TASK INSTRUCTIONS - Using the data below, copy every line that contains the word "screenshot".

-=-=-=-=-

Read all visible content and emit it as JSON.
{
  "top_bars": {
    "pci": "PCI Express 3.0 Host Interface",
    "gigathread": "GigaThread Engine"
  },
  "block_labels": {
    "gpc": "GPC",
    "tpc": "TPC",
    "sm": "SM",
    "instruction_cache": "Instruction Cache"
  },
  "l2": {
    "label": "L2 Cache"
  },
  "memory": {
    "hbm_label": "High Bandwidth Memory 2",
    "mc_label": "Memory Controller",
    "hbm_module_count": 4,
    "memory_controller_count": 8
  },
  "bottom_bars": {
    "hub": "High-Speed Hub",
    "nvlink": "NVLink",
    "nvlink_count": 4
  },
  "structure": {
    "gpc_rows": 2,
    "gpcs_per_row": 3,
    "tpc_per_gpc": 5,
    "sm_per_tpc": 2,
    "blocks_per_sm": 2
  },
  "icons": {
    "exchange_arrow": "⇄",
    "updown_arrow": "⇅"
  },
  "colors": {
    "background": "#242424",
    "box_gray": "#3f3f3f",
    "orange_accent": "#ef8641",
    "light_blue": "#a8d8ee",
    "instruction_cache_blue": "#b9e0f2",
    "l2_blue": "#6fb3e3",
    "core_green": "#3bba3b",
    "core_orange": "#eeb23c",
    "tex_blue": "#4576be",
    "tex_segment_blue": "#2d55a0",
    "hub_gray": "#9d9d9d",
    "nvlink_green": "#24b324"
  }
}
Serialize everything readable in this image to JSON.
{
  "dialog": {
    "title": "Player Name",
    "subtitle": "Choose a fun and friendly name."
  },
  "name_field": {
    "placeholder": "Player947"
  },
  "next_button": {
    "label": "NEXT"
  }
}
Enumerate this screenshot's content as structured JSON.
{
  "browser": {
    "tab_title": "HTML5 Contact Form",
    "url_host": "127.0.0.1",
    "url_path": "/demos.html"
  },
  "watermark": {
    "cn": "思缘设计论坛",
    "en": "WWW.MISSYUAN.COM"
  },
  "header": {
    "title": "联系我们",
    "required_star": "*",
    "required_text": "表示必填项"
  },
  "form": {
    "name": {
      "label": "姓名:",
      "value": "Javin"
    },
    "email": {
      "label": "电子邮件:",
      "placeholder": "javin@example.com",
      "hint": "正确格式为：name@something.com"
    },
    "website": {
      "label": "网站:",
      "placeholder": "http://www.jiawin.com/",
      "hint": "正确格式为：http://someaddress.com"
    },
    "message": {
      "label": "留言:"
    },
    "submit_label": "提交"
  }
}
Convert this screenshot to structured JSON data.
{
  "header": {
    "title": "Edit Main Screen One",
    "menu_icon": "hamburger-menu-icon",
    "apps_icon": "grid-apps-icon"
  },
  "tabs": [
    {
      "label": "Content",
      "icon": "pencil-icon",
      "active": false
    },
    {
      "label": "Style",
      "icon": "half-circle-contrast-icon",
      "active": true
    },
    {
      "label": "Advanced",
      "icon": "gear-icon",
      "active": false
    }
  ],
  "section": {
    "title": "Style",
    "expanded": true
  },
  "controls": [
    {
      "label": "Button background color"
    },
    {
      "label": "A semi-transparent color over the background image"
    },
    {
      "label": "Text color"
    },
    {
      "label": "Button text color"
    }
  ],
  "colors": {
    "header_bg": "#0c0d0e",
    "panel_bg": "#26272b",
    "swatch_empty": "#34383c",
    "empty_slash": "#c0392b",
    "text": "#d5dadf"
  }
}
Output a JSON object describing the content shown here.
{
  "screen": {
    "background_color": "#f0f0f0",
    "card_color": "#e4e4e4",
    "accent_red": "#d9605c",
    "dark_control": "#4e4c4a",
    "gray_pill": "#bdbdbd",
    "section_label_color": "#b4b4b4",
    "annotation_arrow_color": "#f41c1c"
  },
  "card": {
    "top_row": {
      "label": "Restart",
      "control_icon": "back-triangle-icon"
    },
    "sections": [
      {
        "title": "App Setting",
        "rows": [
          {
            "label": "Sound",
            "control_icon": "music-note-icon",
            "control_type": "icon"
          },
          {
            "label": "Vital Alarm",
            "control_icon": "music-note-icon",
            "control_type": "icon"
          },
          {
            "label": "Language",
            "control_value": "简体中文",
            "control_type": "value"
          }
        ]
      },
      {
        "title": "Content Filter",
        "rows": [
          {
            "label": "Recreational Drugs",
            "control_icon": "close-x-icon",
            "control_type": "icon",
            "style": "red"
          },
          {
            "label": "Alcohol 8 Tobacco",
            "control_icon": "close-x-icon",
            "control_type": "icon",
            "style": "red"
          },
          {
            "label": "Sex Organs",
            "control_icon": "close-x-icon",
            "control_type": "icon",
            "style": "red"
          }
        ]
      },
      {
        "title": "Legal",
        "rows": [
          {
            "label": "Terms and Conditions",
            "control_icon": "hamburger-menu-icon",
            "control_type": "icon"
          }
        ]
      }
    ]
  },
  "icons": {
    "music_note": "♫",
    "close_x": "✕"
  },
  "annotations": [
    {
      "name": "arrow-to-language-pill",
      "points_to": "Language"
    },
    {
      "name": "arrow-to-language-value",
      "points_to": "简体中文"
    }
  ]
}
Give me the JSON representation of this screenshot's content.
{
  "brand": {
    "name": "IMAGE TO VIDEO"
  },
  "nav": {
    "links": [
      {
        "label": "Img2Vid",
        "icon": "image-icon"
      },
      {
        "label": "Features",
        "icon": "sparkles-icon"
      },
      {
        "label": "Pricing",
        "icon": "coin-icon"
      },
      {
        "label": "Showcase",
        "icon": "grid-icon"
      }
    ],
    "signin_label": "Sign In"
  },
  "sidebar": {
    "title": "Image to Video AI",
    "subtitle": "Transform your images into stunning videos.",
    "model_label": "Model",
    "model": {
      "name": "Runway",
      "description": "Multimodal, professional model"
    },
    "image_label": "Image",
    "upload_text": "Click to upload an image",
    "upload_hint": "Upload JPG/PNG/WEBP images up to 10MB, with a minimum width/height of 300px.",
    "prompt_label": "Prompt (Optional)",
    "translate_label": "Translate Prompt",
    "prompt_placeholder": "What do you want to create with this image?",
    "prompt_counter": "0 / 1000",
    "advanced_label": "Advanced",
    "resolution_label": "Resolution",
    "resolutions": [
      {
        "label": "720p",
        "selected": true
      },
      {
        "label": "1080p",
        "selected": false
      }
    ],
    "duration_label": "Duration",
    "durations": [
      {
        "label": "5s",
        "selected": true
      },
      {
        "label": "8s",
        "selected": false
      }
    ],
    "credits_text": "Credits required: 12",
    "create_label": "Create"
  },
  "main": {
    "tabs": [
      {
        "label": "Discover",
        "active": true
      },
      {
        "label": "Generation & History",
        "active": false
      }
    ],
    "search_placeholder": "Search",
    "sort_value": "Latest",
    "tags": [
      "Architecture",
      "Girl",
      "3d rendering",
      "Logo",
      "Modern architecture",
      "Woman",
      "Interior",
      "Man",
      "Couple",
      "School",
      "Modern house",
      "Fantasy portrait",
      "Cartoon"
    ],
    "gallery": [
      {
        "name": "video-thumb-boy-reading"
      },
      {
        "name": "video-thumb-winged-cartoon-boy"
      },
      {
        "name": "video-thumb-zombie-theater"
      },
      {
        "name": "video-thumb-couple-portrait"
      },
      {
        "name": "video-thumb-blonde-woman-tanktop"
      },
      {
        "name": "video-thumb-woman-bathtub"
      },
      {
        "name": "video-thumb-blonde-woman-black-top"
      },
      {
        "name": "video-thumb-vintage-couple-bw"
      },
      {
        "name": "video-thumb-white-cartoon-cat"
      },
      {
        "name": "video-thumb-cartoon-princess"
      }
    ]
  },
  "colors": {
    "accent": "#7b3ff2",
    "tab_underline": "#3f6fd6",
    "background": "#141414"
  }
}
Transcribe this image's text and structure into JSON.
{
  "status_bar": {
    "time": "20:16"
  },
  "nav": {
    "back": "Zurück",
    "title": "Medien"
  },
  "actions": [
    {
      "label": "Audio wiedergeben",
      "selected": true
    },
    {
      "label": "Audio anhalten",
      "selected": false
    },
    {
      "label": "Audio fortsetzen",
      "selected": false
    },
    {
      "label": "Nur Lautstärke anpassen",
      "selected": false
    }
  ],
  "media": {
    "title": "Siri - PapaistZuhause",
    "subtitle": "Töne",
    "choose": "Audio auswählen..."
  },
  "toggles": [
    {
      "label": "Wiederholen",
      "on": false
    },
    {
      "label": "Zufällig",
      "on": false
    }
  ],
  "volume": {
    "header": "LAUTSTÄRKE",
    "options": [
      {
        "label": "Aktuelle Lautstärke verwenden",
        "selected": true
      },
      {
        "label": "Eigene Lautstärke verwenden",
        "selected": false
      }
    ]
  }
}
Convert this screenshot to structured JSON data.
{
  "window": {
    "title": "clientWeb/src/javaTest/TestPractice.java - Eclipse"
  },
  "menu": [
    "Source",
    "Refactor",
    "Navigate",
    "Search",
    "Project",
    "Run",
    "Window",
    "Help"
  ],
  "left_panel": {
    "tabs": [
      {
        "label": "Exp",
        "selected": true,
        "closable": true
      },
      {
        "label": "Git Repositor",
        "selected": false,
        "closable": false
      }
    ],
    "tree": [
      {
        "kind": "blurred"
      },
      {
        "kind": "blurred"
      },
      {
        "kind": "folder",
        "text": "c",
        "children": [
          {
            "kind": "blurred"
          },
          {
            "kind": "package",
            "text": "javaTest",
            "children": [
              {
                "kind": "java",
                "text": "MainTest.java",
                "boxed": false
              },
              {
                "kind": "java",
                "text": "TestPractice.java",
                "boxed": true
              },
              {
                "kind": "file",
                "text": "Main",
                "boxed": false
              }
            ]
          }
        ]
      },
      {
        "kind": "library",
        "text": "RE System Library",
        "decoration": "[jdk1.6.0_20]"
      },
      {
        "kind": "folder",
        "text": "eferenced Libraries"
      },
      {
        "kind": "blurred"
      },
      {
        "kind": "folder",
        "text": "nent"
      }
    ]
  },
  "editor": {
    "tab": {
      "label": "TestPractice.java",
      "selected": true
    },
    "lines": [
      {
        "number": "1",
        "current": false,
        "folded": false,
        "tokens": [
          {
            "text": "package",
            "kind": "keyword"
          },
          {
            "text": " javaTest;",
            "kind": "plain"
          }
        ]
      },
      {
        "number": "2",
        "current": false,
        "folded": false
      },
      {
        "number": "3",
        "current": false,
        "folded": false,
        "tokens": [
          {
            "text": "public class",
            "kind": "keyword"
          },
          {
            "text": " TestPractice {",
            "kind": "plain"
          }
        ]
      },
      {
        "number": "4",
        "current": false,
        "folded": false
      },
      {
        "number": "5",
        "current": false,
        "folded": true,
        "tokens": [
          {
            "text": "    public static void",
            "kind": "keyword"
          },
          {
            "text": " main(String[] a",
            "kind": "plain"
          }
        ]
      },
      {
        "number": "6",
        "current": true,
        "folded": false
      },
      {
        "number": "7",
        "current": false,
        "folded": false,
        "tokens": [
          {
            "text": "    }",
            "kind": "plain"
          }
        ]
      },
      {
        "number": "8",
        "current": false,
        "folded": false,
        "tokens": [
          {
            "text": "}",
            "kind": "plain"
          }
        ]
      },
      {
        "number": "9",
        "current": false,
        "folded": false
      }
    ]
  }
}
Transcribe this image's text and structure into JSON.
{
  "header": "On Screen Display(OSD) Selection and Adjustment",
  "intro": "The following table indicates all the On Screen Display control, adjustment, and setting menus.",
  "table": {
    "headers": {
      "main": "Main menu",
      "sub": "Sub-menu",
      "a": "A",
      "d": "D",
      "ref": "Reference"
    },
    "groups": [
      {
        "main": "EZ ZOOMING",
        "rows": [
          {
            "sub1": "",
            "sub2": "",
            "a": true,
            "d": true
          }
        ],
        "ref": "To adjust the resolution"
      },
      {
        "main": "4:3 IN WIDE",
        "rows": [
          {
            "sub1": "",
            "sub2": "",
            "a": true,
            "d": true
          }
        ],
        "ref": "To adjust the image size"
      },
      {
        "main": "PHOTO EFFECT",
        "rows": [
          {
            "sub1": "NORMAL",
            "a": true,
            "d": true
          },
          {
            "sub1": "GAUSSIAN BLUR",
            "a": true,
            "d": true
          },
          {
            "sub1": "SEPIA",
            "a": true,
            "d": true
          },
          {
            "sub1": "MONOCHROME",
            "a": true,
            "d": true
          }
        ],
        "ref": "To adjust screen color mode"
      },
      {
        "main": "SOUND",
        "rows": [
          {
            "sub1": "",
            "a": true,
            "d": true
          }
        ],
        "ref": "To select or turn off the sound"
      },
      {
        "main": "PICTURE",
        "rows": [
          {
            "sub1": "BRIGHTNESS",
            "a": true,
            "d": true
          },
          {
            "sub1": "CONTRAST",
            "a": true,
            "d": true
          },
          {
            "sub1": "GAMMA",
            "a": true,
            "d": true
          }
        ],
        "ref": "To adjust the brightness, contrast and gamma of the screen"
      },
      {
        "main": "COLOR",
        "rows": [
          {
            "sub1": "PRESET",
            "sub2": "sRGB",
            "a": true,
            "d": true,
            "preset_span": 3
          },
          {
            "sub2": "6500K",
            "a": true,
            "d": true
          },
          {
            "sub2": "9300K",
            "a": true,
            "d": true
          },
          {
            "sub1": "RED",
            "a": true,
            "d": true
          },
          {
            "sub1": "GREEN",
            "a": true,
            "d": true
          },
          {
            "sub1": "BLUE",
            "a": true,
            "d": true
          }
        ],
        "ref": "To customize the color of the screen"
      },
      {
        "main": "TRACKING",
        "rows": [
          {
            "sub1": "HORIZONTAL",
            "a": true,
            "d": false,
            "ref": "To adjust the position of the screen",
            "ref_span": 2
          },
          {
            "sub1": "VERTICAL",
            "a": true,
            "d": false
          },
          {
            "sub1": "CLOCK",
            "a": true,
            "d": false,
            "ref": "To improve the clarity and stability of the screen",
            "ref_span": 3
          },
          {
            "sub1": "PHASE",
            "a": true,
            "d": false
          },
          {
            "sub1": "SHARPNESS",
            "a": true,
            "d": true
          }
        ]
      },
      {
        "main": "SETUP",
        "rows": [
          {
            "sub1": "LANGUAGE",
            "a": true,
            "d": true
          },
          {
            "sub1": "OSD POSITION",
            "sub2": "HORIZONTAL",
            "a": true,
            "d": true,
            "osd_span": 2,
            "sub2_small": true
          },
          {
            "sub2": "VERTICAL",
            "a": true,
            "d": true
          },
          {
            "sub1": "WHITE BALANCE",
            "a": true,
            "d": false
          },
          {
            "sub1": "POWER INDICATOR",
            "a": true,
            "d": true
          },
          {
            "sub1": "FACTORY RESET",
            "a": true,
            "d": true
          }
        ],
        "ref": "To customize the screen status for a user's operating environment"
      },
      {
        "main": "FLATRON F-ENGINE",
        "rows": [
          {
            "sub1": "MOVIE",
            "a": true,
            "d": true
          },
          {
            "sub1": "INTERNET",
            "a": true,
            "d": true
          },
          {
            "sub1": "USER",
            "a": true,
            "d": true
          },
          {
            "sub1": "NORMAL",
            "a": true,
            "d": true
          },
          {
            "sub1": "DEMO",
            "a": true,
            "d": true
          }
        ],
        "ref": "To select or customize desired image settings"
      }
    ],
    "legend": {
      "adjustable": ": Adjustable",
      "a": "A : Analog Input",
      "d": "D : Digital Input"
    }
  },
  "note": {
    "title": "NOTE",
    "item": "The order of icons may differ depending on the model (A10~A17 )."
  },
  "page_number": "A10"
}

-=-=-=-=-

RESULT OF THE TASK -
Enumerate this screenshot's content as structured JSON.
Convert this screenshot to structured JSON data.
Give me the JSON representation of this screenshot's content.
Convert this screenshot to structured JSON data.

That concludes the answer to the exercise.